RECORDS FOR THE TASK –
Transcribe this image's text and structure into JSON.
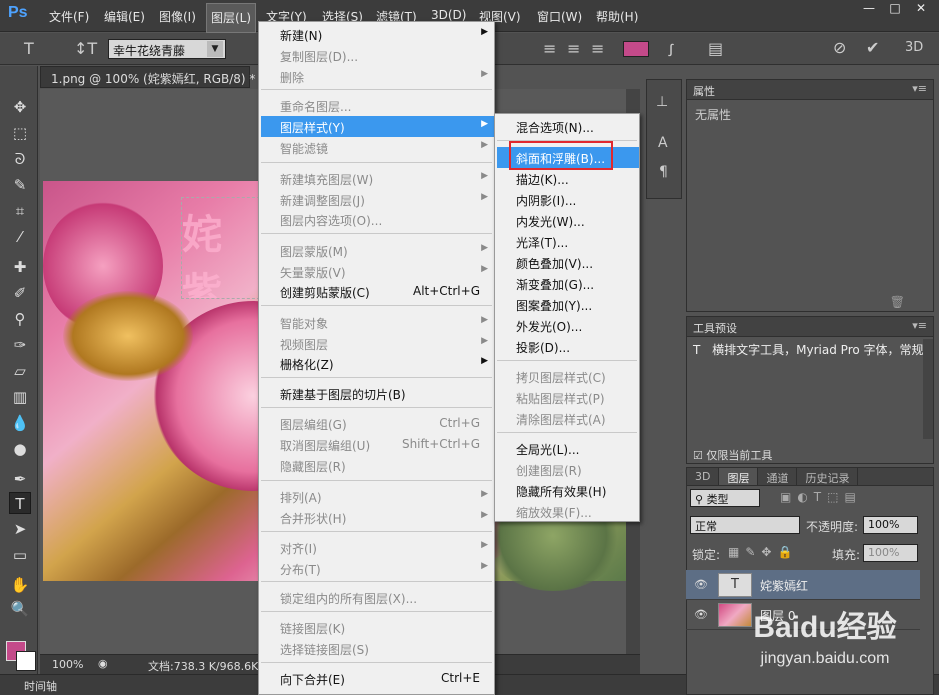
{
  "app": {
    "logo": "Ps"
  },
  "menubar": {
    "items": [
      "文件(F)",
      "编辑(E)",
      "图像(I)",
      "图层(L)",
      "文字(Y)",
      "选择(S)",
      "滤镜(T)",
      "3D(D)",
      "视图(V)",
      "窗口(W)",
      "帮助(H)"
    ],
    "window_buttons": [
      "—",
      "□",
      "✕"
    ]
  },
  "options": {
    "font_family": "幸牛花绕青藤",
    "color": "#c44a8a"
  },
  "document": {
    "tab_title": "1.png @ 100% (姹紫嫣红, RGB/8) *",
    "text_layer_preview": "姹紫",
    "zoom": "100%",
    "doc_info": "文档:738.3 K/968.6K"
  },
  "timeline_label": "时间轴",
  "layer_menu": {
    "items": [
      {
        "label": "新建(N)",
        "arrow": true,
        "disabled": false
      },
      {
        "label": "复制图层(D)...",
        "disabled": true
      },
      {
        "label": "删除",
        "arrow": true,
        "disabled": true
      },
      {
        "label": "重命名图层...",
        "disabled": true
      },
      {
        "label": "图层样式(Y)",
        "arrow": true,
        "highlight": true
      },
      {
        "label": "智能滤镜",
        "arrow": true,
        "disabled": true
      },
      {
        "label": "新建填充图层(W)",
        "arrow": true,
        "disabled": true
      },
      {
        "label": "新建调整图层(J)",
        "arrow": true,
        "disabled": true
      },
      {
        "label": "图层内容选项(O)...",
        "disabled": true
      },
      {
        "label": "图层蒙版(M)",
        "arrow": true,
        "disabled": true
      },
      {
        "label": "矢量蒙版(V)",
        "arrow": true,
        "disabled": true
      },
      {
        "label": "创建剪贴蒙版(C)",
        "shortcut": "Alt+Ctrl+G"
      },
      {
        "label": "智能对象",
        "arrow": true,
        "disabled": true
      },
      {
        "label": "视频图层",
        "arrow": true,
        "disabled": true
      },
      {
        "label": "栅格化(Z)",
        "arrow": true
      },
      {
        "label": "新建基于图层的切片(B)"
      },
      {
        "label": "图层编组(G)",
        "shortcut": "Ctrl+G",
        "disabled": true
      },
      {
        "label": "取消图层编组(U)",
        "shortcut": "Shift+Ctrl+G",
        "disabled": true
      },
      {
        "label": "隐藏图层(R)",
        "disabled": true
      },
      {
        "label": "排列(A)",
        "arrow": true,
        "disabled": true
      },
      {
        "label": "合并形状(H)",
        "arrow": true,
        "disabled": true
      },
      {
        "label": "对齐(I)",
        "arrow": true,
        "disabled": true
      },
      {
        "label": "分布(T)",
        "arrow": true,
        "disabled": true
      },
      {
        "label": "锁定组内的所有图层(X)...",
        "disabled": true
      },
      {
        "label": "链接图层(K)",
        "disabled": true
      },
      {
        "label": "选择链接图层(S)",
        "disabled": true
      },
      {
        "label": "向下合并(E)",
        "shortcut": "Ctrl+E"
      }
    ]
  },
  "style_menu": {
    "items": [
      {
        "label": "混合选项(N)..."
      },
      {
        "label": "斜面和浮雕(B)...",
        "highlight": true
      },
      {
        "label": "描边(K)..."
      },
      {
        "label": "内阴影(I)..."
      },
      {
        "label": "内发光(W)..."
      },
      {
        "label": "光泽(T)..."
      },
      {
        "label": "颜色叠加(V)..."
      },
      {
        "label": "渐变叠加(G)..."
      },
      {
        "label": "图案叠加(Y)..."
      },
      {
        "label": "外发光(O)..."
      },
      {
        "label": "投影(D)..."
      },
      {
        "label": "拷贝图层样式(C)",
        "disabled": true
      },
      {
        "label": "粘贴图层样式(P)",
        "disabled": true
      },
      {
        "label": "清除图层样式(A)",
        "disabled": true
      },
      {
        "label": "全局光(L)..."
      },
      {
        "label": "创建图层(R)",
        "disabled": true
      },
      {
        "label": "隐藏所有效果(H)"
      },
      {
        "label": "缩放效果(F)...",
        "disabled": true
      }
    ]
  },
  "properties_panel": {
    "title": "属性",
    "empty_text": "无属性"
  },
  "tool_presets_panel": {
    "title": "工具预设",
    "preset": "横排文字工具，Myriad Pro 字体，常规",
    "current_only": "仅限当前工具"
  },
  "layers_panel": {
    "tabs": [
      "3D",
      "图层",
      "通道",
      "历史记录"
    ],
    "active_tab": "图层",
    "filter": "类型",
    "blend_mode": "正常",
    "opacity_label": "不透明度:",
    "opacity": "100%",
    "lock_label": "锁定:",
    "fill_label": "填充:",
    "fill": "100%",
    "layers": [
      {
        "name": "姹紫嫣红",
        "type": "text",
        "selected": true
      },
      {
        "name": "图层 0",
        "type": "image",
        "selected": false
      }
    ]
  },
  "watermark": {
    "brand": "Baidu经验",
    "url": "jingyan.baidu.com"
  }
}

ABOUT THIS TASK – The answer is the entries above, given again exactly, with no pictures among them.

ANSWER –
Transcribe this image's text and structure into JSON.
{
  "app": {
    "logo": "Ps"
  },
  "menubar": {
    "items": [
      "文件(F)",
      "编辑(E)",
      "图像(I)",
      "图层(L)",
      "文字(Y)",
      "选择(S)",
      "滤镜(T)",
      "3D(D)",
      "视图(V)",
      "窗口(W)",
      "帮助(H)"
    ],
    "window_buttons": [
      "—",
      "□",
      "✕"
    ]
  },
  "options": {
    "font_family": "幸牛花绕青藤",
    "color": "#c44a8a"
  },
  "document": {
    "tab_title": "1.png @ 100% (姹紫嫣红, RGB/8) *",
    "text_layer_preview": "姹紫",
    "zoom": "100%",
    "doc_info": "文档:738.3 K/968.6K"
  },
  "timeline_label": "时间轴",
  "layer_menu": {
    "items": [
      {
        "label": "新建(N)",
        "arrow": true,
        "disabled": false
      },
      {
        "label": "复制图层(D)...",
        "disabled": true
      },
      {
        "label": "删除",
        "arrow": true,
        "disabled": true
      },
      {
        "label": "重命名图层...",
        "disabled": true
      },
      {
        "label": "图层样式(Y)",
        "arrow": true,
        "highlight": true
      },
      {
        "label": "智能滤镜",
        "arrow": true,
        "disabled": true
      },
      {
        "label": "新建填充图层(W)",
        "arrow": true,
        "disabled": true
      },
      {
        "label": "新建调整图层(J)",
        "arrow": true,
        "disabled": true
      },
      {
        "label": "图层内容选项(O)...",
        "disabled": true
      },
      {
        "label": "图层蒙版(M)",
        "arrow": true,
        "disabled": true
      },
      {
        "label": "矢量蒙版(V)",
        "arrow": true,
        "disabled": true
      },
      {
        "label": "创建剪贴蒙版(C)",
        "shortcut": "Alt+Ctrl+G"
      },
      {
        "label": "智能对象",
        "arrow": true,
        "disabled": true
      },
      {
        "label": "视频图层",
        "arrow": true,
        "disabled": true
      },
      {
        "label": "栅格化(Z)",
        "arrow": true
      },
      {
        "label": "新建基于图层的切片(B)"
      },
      {
        "label": "图层编组(G)",
        "shortcut": "Ctrl+G",
        "disabled": true
      },
      {
        "label": "取消图层编组(U)",
        "shortcut": "Shift+Ctrl+G",
        "disabled": true
      },
      {
        "label": "隐藏图层(R)",
        "disabled": true
      },
      {
        "label": "排列(A)",
        "arrow": true,
        "disabled": true
      },
      {
        "label": "合并形状(H)",
        "arrow": true,
        "disabled": true
      },
      {
        "label": "对齐(I)",
        "arrow": true,
        "disabled": true
      },
      {
        "label": "分布(T)",
        "arrow": true,
        "disabled": true
      },
      {
        "label": "锁定组内的所有图层(X)...",
        "disabled": true
      },
      {
        "label": "链接图层(K)",
        "disabled": true
      },
      {
        "label": "选择链接图层(S)",
        "disabled": true
      },
      {
        "label": "向下合并(E)",
        "shortcut": "Ctrl+E"
      }
    ]
  },
  "style_menu": {
    "items": [
      {
        "label": "混合选项(N)..."
      },
      {
        "label": "斜面和浮雕(B)...",
        "highlight": true
      },
      {
        "label": "描边(K)..."
      },
      {
        "label": "内阴影(I)..."
      },
      {
        "label": "内发光(W)..."
      },
      {
        "label": "光泽(T)..."
      },
      {
        "label": "颜色叠加(V)..."
      },
      {
        "label": "渐变叠加(G)..."
      },
      {
        "label": "图案叠加(Y)..."
      },
      {
        "label": "外发光(O)..."
      },
      {
        "label": "投影(D)..."
      },
      {
        "label": "拷贝图层样式(C)",
        "disabled": true
      },
      {
        "label": "粘贴图层样式(P)",
        "disabled": true
      },
      {
        "label": "清除图层样式(A)",
        "disabled": true
      },
      {
        "label": "全局光(L)..."
      },
      {
        "label": "创建图层(R)",
        "disabled": true
      },
      {
        "label": "隐藏所有效果(H)"
      },
      {
        "label": "缩放效果(F)...",
        "disabled": true
      }
    ]
  },
  "properties_panel": {
    "title": "属性",
    "empty_text": "无属性"
  },
  "tool_presets_panel": {
    "title": "工具预设",
    "preset": "横排文字工具，Myriad Pro 字体，常规",
    "current_only": "仅限当前工具"
  },
  "layers_panel": {
    "tabs": [
      "3D",
      "图层",
      "通道",
      "历史记录"
    ],
    "active_tab": "图层",
    "filter": "类型",
    "blend_mode": "正常",
    "opacity_label": "不透明度:",
    "opacity": "100%",
    "lock_label": "锁定:",
    "fill_label": "填充:",
    "fill": "100%",
    "layers": [
      {
        "name": "姹紫嫣红",
        "type": "text",
        "selected": true
      },
      {
        "name": "图层 0",
        "type": "image",
        "selected": false
      }
    ]
  },
  "watermark": {
    "brand": "Baidu经验",
    "url": "jingyan.baidu.com"
  }
}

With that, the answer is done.